However, while facing the window overlooking the loch by the side of the easel, I was increasingly aware of movement in the mirror-calm water. Through binoculars I could see this to be an otter repeatedly diving and coming up with an eel it supported in its paws to chew. This went on for some time and was a complete – but welcome – distraction from my work. After a while, it purposefully swam to shore and I crept outside to be fortunate enough to see it come up onto the steps only three metres away from me, where it appeared to scent mark a mooring ring, before calmly slipping once more into the water. What a lucky close encounter – unfortunately though, I didn’t get a photo. It wasn’t easy to get back to painting indoors again, so I went out sketching in the afternoon to the woods instead.
DAY 3: In the third day of October sunshine, I walked the access track north, where I was joined for lunch at the ruined steading by a palmate newt that allowed me to hold it in my hand to photograph, before it crept back into the undergrowth. I then continued on to the bothy owned by Ardtornish estate. Although the building itself – once a farm steading – needs to be kept locked, this is a superb vantage point from which to view the surrounding hills outside the reserve itself. After more sketching and photos, I made my way through rough terrain, awkward underfoot, needing to be alert for numerous deep potholes which were concealed by the long grass and bracken, managing to miss stepping on several fox moth caterpillars.
I continued up to the high point of Monadh Meadhoin where I had excellent views of the two main hills of Beinn na h-Uamha and Beinn Ladain, which will be the focus of further trips, then carried on further west down to the lochan.
I went back to rejoin the track and walked down to the car park at Acharn for a meet up with Alasdair Firth, now employed by the Woodland Trust. As with Steve, he has a depth of knowledge that results from his passion for the natural world and concern for the issues that affect it. On the way down to the gorge at Black Water, he showed me small stumps of oak which are some of the last remnants of coppicing for charcoal which ended 150 years ago. He pointed out examples of internationally significant mosses and liverworts – bryophytes – which exist in the damp micro climate contained between the rock walls which bound the burn, and spoke about some of the factors that contribute to depletion of natural resources such as carbon. These were less of an issue when people lived out their lives on the land in one area. Alasdair’s informative tour gave me more themes to explore in my ongoing work. I later collected some deer trampled bracken, the ends of which looked like brushes dipped in ink, which I may decide to be incorporated into an artwork.
DAY 4: I was able to stay in Morvern for another day where I was able to visit the gorge again, this time sketching and painting the boulders using the naturally occurring pigments in the mud from the burn.

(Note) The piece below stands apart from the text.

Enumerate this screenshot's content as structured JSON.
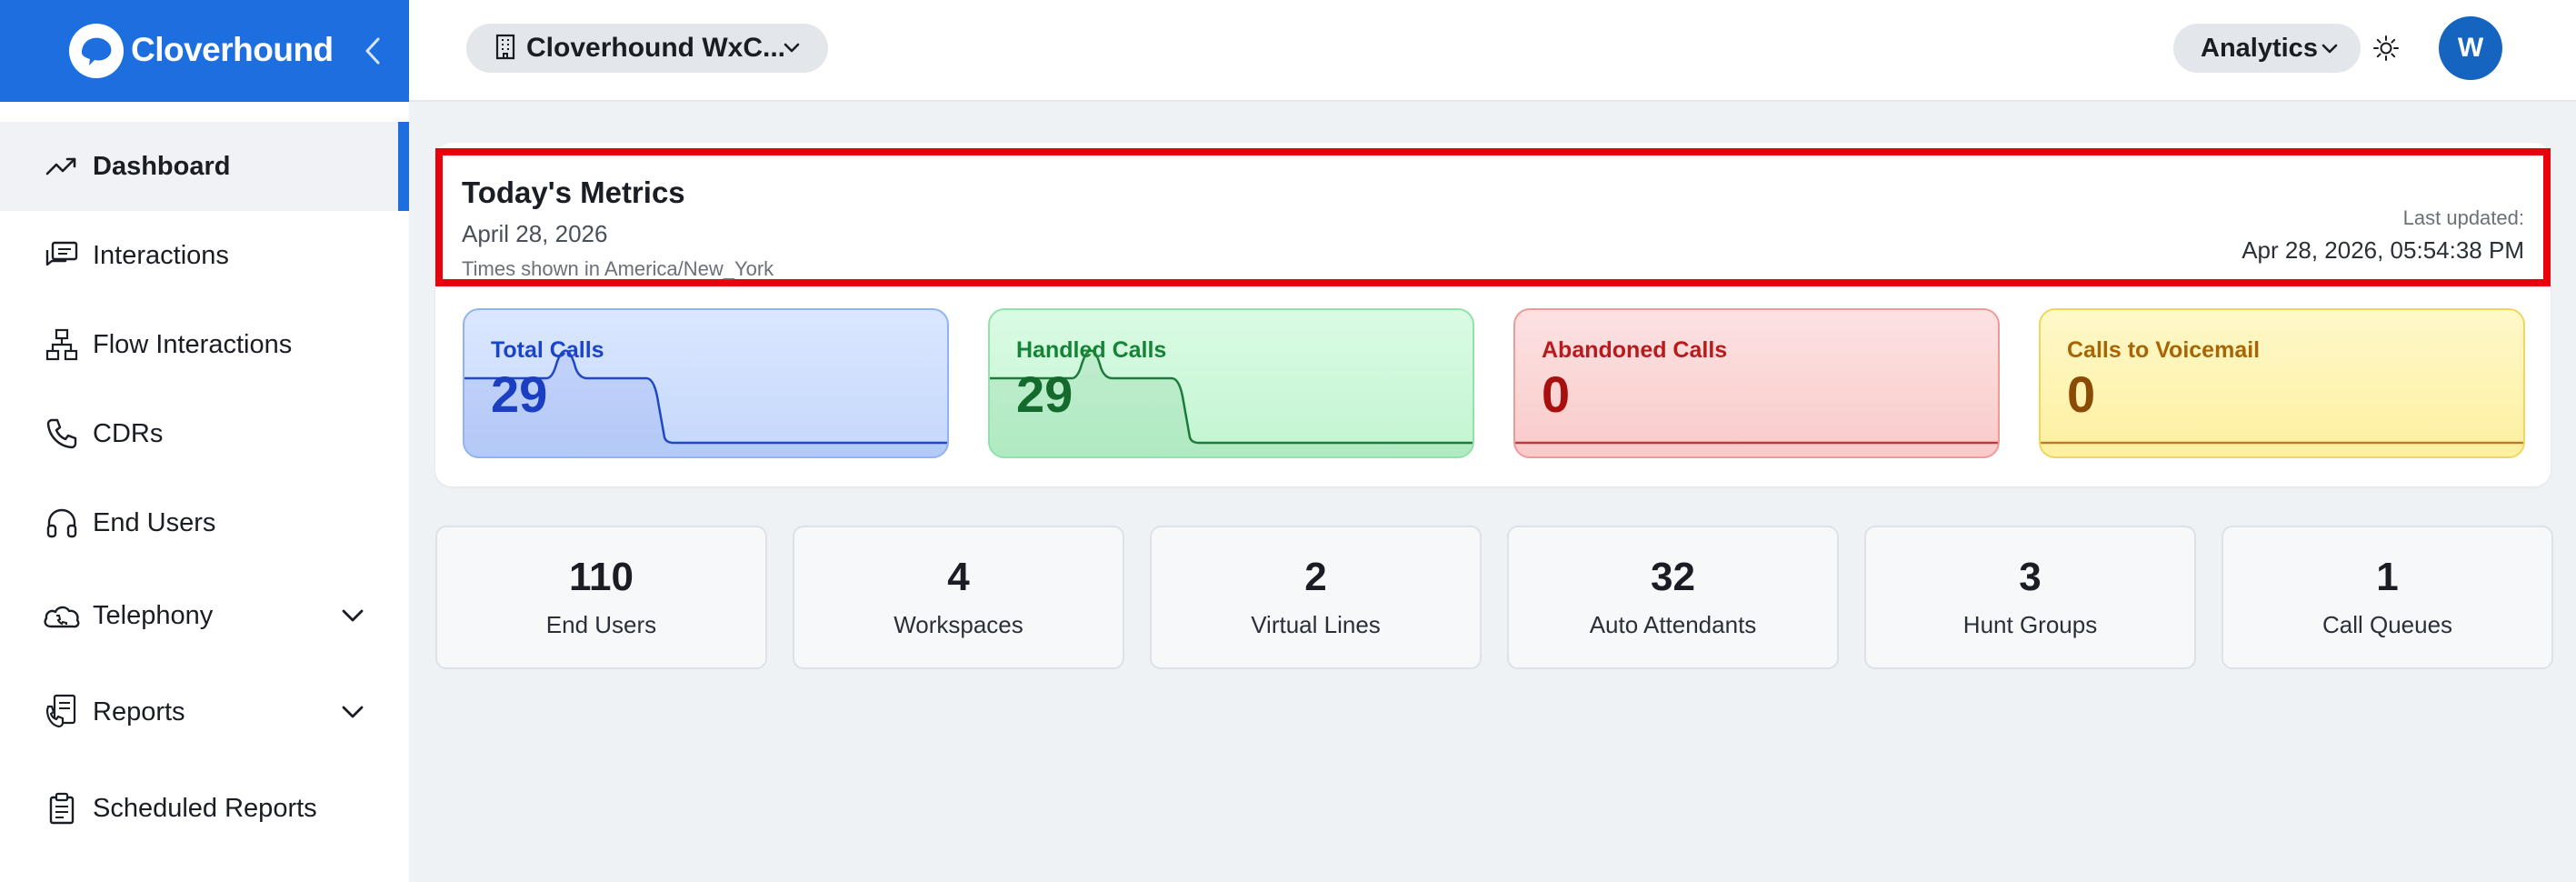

I also produced a long concertina fold piece in the oak woods. By placing leaves on the pages I was able to make a close match of the vibrant autumn colours. Both a bee and a grasshopper came and settled on the work as I painted. I was careful to brush them off before I closed the book to prevent them being immortalised within the pages – even though I may have received comments about how realistically I’d painted the insects!
This was a fantastic start to my residency. There will be regular posts covering my next visits, and dates of displays and gallery exhibitions as they come up. Welcome back soon!
For more information on the Scottish Wildlife Trust at the Rahoy Hills reserve visit their website.